-- Opening Marker --

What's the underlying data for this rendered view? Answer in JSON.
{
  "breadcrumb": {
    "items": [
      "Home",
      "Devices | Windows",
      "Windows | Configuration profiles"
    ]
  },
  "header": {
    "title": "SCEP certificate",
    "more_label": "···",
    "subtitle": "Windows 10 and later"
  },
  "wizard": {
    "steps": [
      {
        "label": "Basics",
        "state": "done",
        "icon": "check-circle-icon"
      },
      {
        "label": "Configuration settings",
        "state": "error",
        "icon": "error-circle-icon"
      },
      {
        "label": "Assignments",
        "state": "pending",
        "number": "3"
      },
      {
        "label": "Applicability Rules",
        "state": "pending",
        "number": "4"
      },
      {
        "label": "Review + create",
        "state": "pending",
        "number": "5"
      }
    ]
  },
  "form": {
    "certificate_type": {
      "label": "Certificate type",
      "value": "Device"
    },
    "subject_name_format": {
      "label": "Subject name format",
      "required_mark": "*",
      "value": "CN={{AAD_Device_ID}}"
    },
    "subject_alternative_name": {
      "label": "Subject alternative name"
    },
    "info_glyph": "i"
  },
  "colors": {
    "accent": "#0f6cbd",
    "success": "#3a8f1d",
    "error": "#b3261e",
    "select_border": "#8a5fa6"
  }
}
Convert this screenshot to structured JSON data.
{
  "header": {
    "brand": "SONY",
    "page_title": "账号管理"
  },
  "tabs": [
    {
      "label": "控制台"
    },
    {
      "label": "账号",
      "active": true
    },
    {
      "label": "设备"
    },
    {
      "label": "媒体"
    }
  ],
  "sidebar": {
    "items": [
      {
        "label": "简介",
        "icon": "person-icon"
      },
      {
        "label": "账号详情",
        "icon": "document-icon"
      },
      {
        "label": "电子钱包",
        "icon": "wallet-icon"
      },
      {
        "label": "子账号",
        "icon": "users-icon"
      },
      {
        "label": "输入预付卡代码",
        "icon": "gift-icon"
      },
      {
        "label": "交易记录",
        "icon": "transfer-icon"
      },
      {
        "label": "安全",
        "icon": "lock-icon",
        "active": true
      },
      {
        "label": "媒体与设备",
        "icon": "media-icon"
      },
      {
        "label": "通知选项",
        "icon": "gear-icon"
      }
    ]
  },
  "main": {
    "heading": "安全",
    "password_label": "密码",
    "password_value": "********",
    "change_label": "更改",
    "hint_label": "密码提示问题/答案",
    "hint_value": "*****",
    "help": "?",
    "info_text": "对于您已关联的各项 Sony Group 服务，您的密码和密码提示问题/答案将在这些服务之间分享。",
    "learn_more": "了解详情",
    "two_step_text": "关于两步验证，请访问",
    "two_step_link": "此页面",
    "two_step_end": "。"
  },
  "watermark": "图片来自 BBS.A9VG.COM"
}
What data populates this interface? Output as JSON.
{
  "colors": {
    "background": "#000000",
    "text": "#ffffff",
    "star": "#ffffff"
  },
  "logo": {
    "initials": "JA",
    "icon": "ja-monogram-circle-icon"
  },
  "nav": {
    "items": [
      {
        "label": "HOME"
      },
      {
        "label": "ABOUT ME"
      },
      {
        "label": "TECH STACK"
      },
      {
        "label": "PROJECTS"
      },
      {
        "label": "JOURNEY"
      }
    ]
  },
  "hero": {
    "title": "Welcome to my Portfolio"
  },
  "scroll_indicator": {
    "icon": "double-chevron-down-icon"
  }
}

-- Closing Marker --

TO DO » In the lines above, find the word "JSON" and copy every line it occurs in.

SOLUTION TO THIS EXERCISE »
What's the underlying data for this rendered view? Answer in JSON.
Convert this screenshot to structured JSON data.
What data populates this interface? Output as JSON.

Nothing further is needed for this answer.